The Rev. William “Bill” Teng of National Capital Presbytery finished second with 255 votes or 36 percent. The Rev. D. Carl Mazza of New Castle Presbytery finished third with 52 votes or 7 percent. Elder Roger Shoemaker of Homestead Presbytery trailed with seven votes or 1 percent.

Reyes-Chow is pastor of Mission Bay Community Church, an innovative new church of San Francisco Presbytery that was recently named winner of a 2007 Sam and Helen Walton Award for outstanding new church development. In his address to the Assembly, he noted that he makes as many pastoral calls by email as by in-person visitation.

Such is the future of ministry, Reyes-Chow said. Mission Bay has a state-of-the-art Web site and extensive electronic communications among members and participants, which he said is absolutely essential for a congregation that is predominantly under-40.

In her nominating speech for him, Elder Vivian Guthrie of Greater Atlanta Presbytery urged Reyes-Chow’s election “to keep our church relevant … or we aren’t going to be on the same page as younger people.
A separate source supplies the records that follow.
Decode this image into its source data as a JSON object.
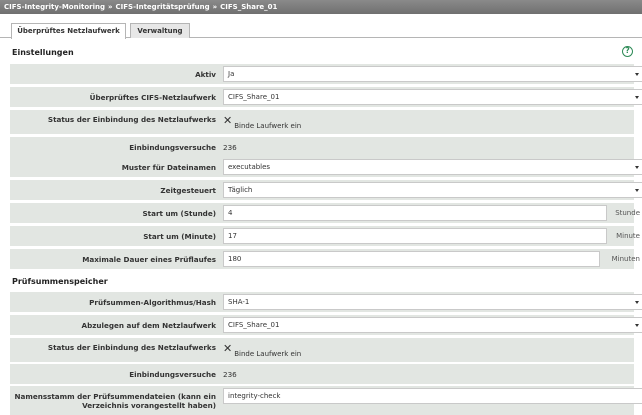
{
  "breadcrumb": [
    "CIFS-Integrity-Monitoring",
    "CIFS-Integritätsprüfung",
    "CIFS_Share_01"
  ],
  "breadcrumb_sep": "»",
  "tabs": [
    {
      "label": "Überprüftes Netzlaufwerk",
      "active": true
    },
    {
      "label": "Verwaltung",
      "active": false
    }
  ],
  "sections": {
    "settings": "Einstellungen",
    "checksum": "Prüfsummenspeicher"
  },
  "help_icon": "?",
  "fields": {
    "aktiv": {
      "label": "Aktiv",
      "value": "Ja"
    },
    "share": {
      "label": "Überprüftes CIFS-Netzlaufwerk",
      "value": "CIFS_Share_01"
    },
    "mount_status": {
      "label": "Status der Einbindung des Netzlaufwerks",
      "value": "Binde Laufwerk ein"
    },
    "mount_attempts": {
      "label": "Einbindungsversuche",
      "value": "236"
    },
    "pattern": {
      "label": "Muster für Dateinamen",
      "value": "executables"
    },
    "schedule": {
      "label": "Zeitgesteuert",
      "value": "Täglich"
    },
    "start_hour": {
      "label": "Start um (Stunde)",
      "value": "4",
      "unit": "Stunde"
    },
    "start_minute": {
      "label": "Start um (Minute)",
      "value": "17",
      "unit": "Minute"
    },
    "max_duration": {
      "label": "Maximale Dauer eines Prüflaufes",
      "value": "180",
      "unit": "Minuten"
    },
    "hash_algo": {
      "label": "Prüfsummen-Algorithmus/Hash",
      "value": "SHA-1"
    },
    "store_share": {
      "label": "Abzulegen auf dem Netzlaufwerk",
      "value": "CIFS_Share_01"
    },
    "mount_status2": {
      "label": "Status der Einbindung des Netzlaufwerks",
      "value": "Binde Laufwerk ein"
    },
    "mount_attempts2": {
      "label": "Einbindungsversuche",
      "value": "236"
    },
    "file_stem": {
      "label_line1": "Namensstamm der Prüfsummendateien (kann ein",
      "label_line2": "Verzeichnis vorangestellt haben)",
      "value": "integrity-check"
    }
  }
}
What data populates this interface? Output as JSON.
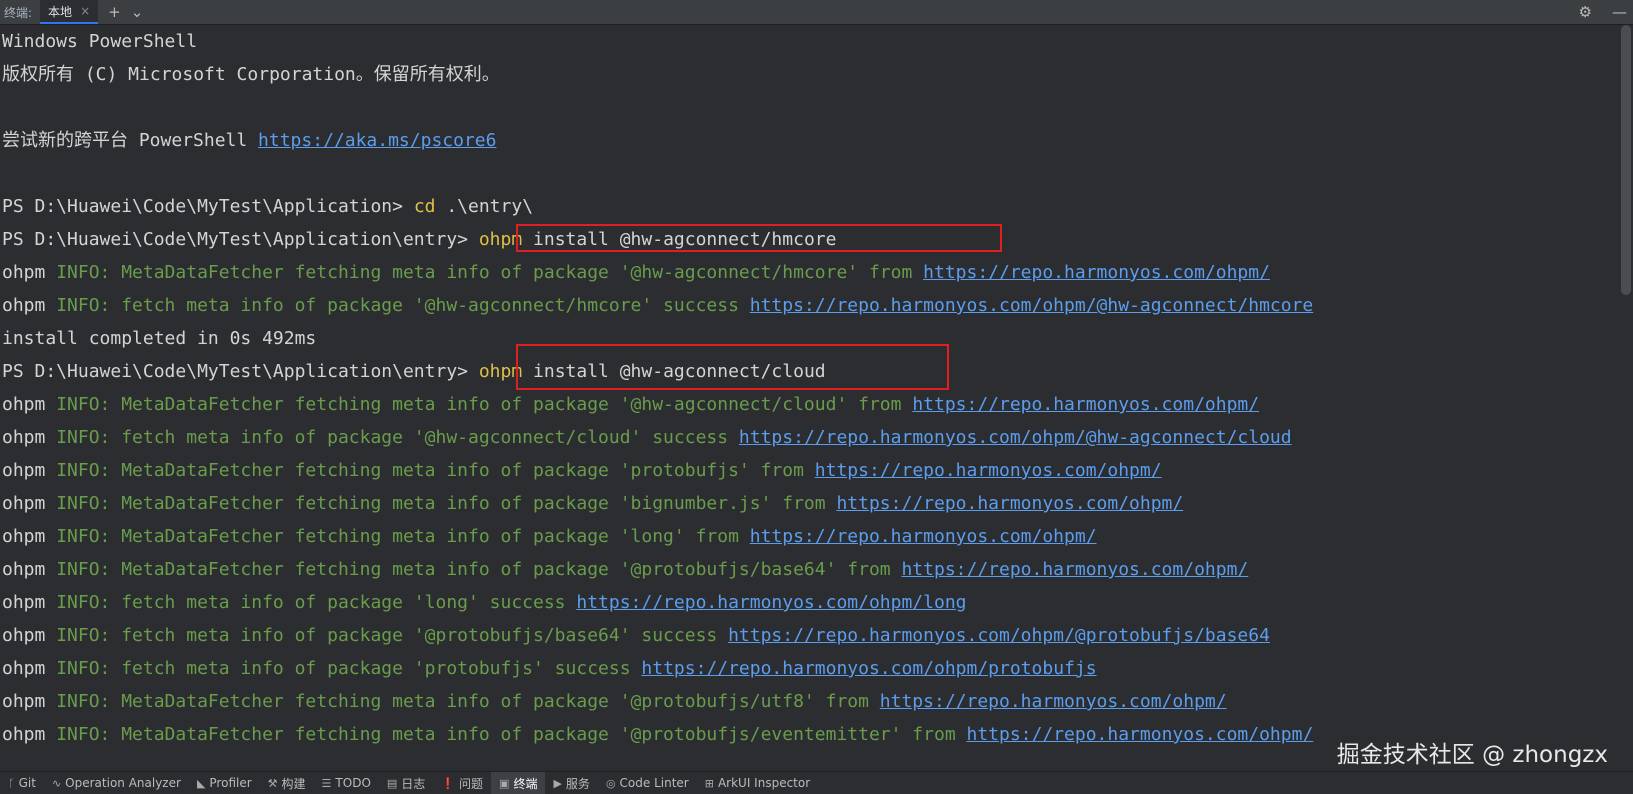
{
  "topbar": {
    "label": "终端:",
    "tab_label": "本地",
    "tab_close": "×",
    "add": "+",
    "dropdown": "⌄",
    "gear": "⚙",
    "minimize": "—"
  },
  "terminal_lines": [
    [
      [
        "w",
        "Windows PowerShell"
      ]
    ],
    [
      [
        "w",
        "版权所有 (C) Microsoft Corporation。保留所有权利。"
      ]
    ],
    [
      [
        "w",
        ""
      ]
    ],
    [
      [
        "w",
        "尝试新的跨平台 PowerShell "
      ],
      [
        "u",
        "https://aka.ms/pscore6"
      ]
    ],
    [
      [
        "w",
        ""
      ]
    ],
    [
      [
        "w",
        "PS D:\\Huawei\\Code\\MyTest\\Application> "
      ],
      [
        "y",
        "cd"
      ],
      [
        "w",
        " .\\entry\\"
      ]
    ],
    [
      [
        "w",
        "PS D:\\Huawei\\Code\\MyTest\\Application\\entry> "
      ],
      [
        "y",
        "ohpm"
      ],
      [
        "w",
        " install @hw-agconnect/hmcore"
      ]
    ],
    [
      [
        "w",
        "ohpm "
      ],
      [
        "g",
        "INFO: MetaDataFetcher fetching meta info of package '@hw-agconnect/hmcore' from "
      ],
      [
        "u",
        "https://repo.harmonyos.com/ohpm/"
      ]
    ],
    [
      [
        "w",
        "ohpm "
      ],
      [
        "g",
        "INFO: fetch meta info of package '@hw-agconnect/hmcore' success "
      ],
      [
        "u",
        "https://repo.harmonyos.com/ohpm/@hw-agconnect/hmcore"
      ]
    ],
    [
      [
        "w",
        "install completed in 0s 492ms"
      ]
    ],
    [
      [
        "w",
        "PS D:\\Huawei\\Code\\MyTest\\Application\\entry> "
      ],
      [
        "y",
        "ohpm"
      ],
      [
        "w",
        " install @hw-agconnect/cloud"
      ]
    ],
    [
      [
        "w",
        "ohpm "
      ],
      [
        "g",
        "INFO: MetaDataFetcher fetching meta info of package '@hw-agconnect/cloud' from "
      ],
      [
        "u",
        "https://repo.harmonyos.com/ohpm/"
      ]
    ],
    [
      [
        "w",
        "ohpm "
      ],
      [
        "g",
        "INFO: fetch meta info of package '@hw-agconnect/cloud' success "
      ],
      [
        "u",
        "https://repo.harmonyos.com/ohpm/@hw-agconnect/cloud"
      ]
    ],
    [
      [
        "w",
        "ohpm "
      ],
      [
        "g",
        "INFO: MetaDataFetcher fetching meta info of package 'protobufjs' from "
      ],
      [
        "u",
        "https://repo.harmonyos.com/ohpm/"
      ]
    ],
    [
      [
        "w",
        "ohpm "
      ],
      [
        "g",
        "INFO: MetaDataFetcher fetching meta info of package 'bignumber.js' from "
      ],
      [
        "u",
        "https://repo.harmonyos.com/ohpm/"
      ]
    ],
    [
      [
        "w",
        "ohpm "
      ],
      [
        "g",
        "INFO: MetaDataFetcher fetching meta info of package 'long' from "
      ],
      [
        "u",
        "https://repo.harmonyos.com/ohpm/"
      ]
    ],
    [
      [
        "w",
        "ohpm "
      ],
      [
        "g",
        "INFO: MetaDataFetcher fetching meta info of package '@protobufjs/base64' from "
      ],
      [
        "u",
        "https://repo.harmonyos.com/ohpm/"
      ]
    ],
    [
      [
        "w",
        "ohpm "
      ],
      [
        "g",
        "INFO: fetch meta info of package 'long' success "
      ],
      [
        "u",
        "https://repo.harmonyos.com/ohpm/long"
      ]
    ],
    [
      [
        "w",
        "ohpm "
      ],
      [
        "g",
        "INFO: fetch meta info of package '@protobufjs/base64' success "
      ],
      [
        "u",
        "https://repo.harmonyos.com/ohpm/@protobufjs/base64"
      ]
    ],
    [
      [
        "w",
        "ohpm "
      ],
      [
        "g",
        "INFO: fetch meta info of package 'protobufjs' success "
      ],
      [
        "u",
        "https://repo.harmonyos.com/ohpm/protobufjs"
      ]
    ],
    [
      [
        "w",
        "ohpm "
      ],
      [
        "g",
        "INFO: MetaDataFetcher fetching meta info of package '@protobufjs/utf8' from "
      ],
      [
        "u",
        "https://repo.harmonyos.com/ohpm/"
      ]
    ],
    [
      [
        "w",
        "ohpm "
      ],
      [
        "g",
        "INFO: MetaDataFetcher fetching meta info of package '@protobufjs/eventemitter' from "
      ],
      [
        "u",
        "https://repo.harmonyos.com/ohpm/"
      ]
    ]
  ],
  "watermark": "掘金技术社区 @ zhongzx",
  "bottombar": {
    "items": [
      {
        "icon": "ᚴ",
        "label": "Git"
      },
      {
        "icon": "∿",
        "label": "Operation Analyzer"
      },
      {
        "icon": "◣",
        "label": "Profiler"
      },
      {
        "icon": "⚒",
        "label": "构建"
      },
      {
        "icon": "☰",
        "label": "TODO"
      },
      {
        "icon": "▤",
        "label": "日志"
      },
      {
        "icon": "❗",
        "label": "问题"
      },
      {
        "icon": "▣",
        "label": "终端"
      },
      {
        "icon": "▶",
        "label": "服务"
      },
      {
        "icon": "◎",
        "label": "Code Linter"
      },
      {
        "icon": "⊞",
        "label": "ArkUI Inspector"
      }
    ]
  }
}
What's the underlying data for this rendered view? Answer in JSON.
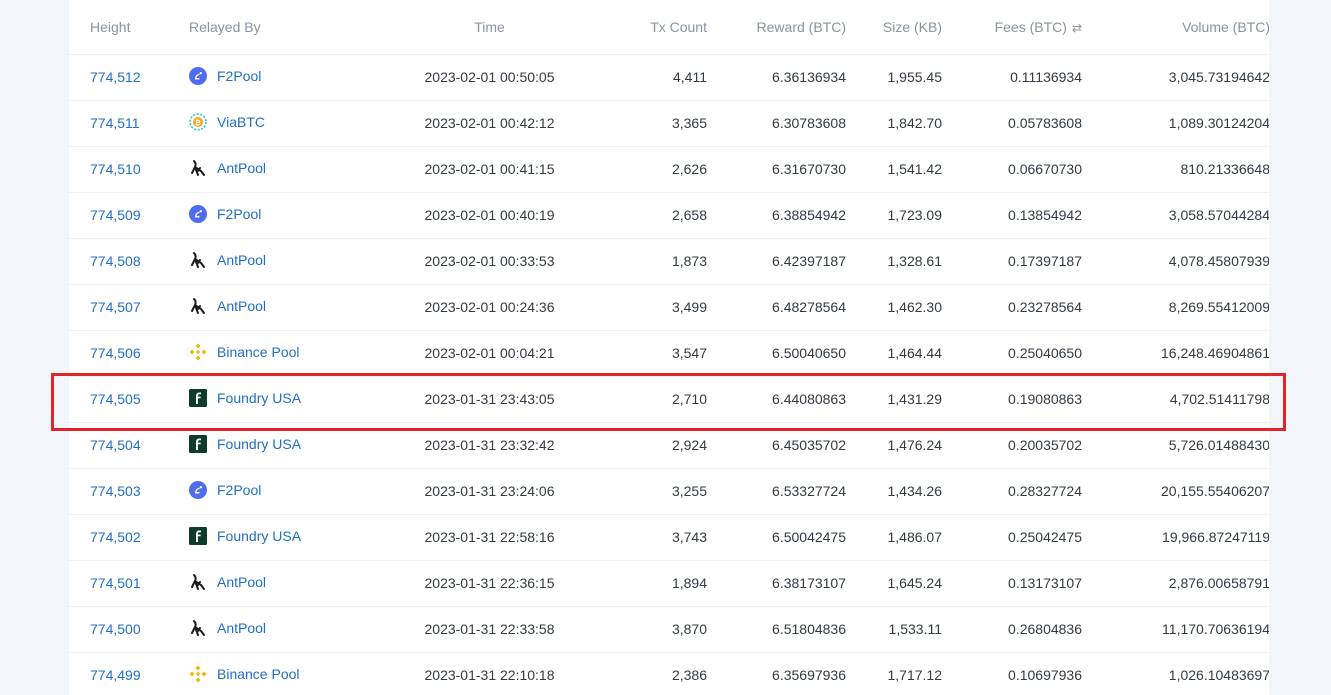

Bruce has a profound understanding of the way the world is changing, so he can help us feel less anxious and less resistant to change.”

In both his speech and his responses to questions, Reyes-Chow reiterated over and over his belief that “nothing is too hard or too wondrous for God. If the church steps out in faith rather than clinging to survival, to be more intent on being faithful than on being right, to be together based on our common covenant in Jesus Christ rather than by property or pensions, then we will be able to live into a future in which we are a vital and vibrant presence in the world.”

Teng, the only one of the four candidates to explicitly support the current constitutional prohibition of the ordination of sexually active gay and lesbian Presbyterians as church officers, emphasized his campaign theme of “gratitude and hope.” “We gather up a wealth of meaning as Presbyterians in response to the grace of God in Jesus Christ,” Teng said. “We have no greater need than to look beyond ourselves and follow Jesus into the world he loves and calls us to love.”
Mazza, who brought to his candidacy a compelling personal story of conversion and resultant commitment to the homeless and other marginalized people as founder and director of Meeting Ground in Elkton, MD, spoke of the two “great strengths” of the PC(USA) that drive his ministry: “We have an abiding commitment to gospel and Jesus Christ and a commitment to mission in the world,” he said. Shoemaker, the only elder among the four, called for Presbyterians to develop a greater understanding of themselves as the body of Christ and as Presbyterians and in doing so “we will find ways to pursue solutions that will grow our congregations spiritually and numerically.”

Reyes-Chow, the grandson of Chinese and Filipino immigrants to California, was raised in Sacramento and Stockton, CA. He is a graduate of San Francisco State University and San Francisco Theological Seminary. A prolific writer and blogger, Reyes-Chow describes himself as a “pastor/geek/dad/follower of Christ.”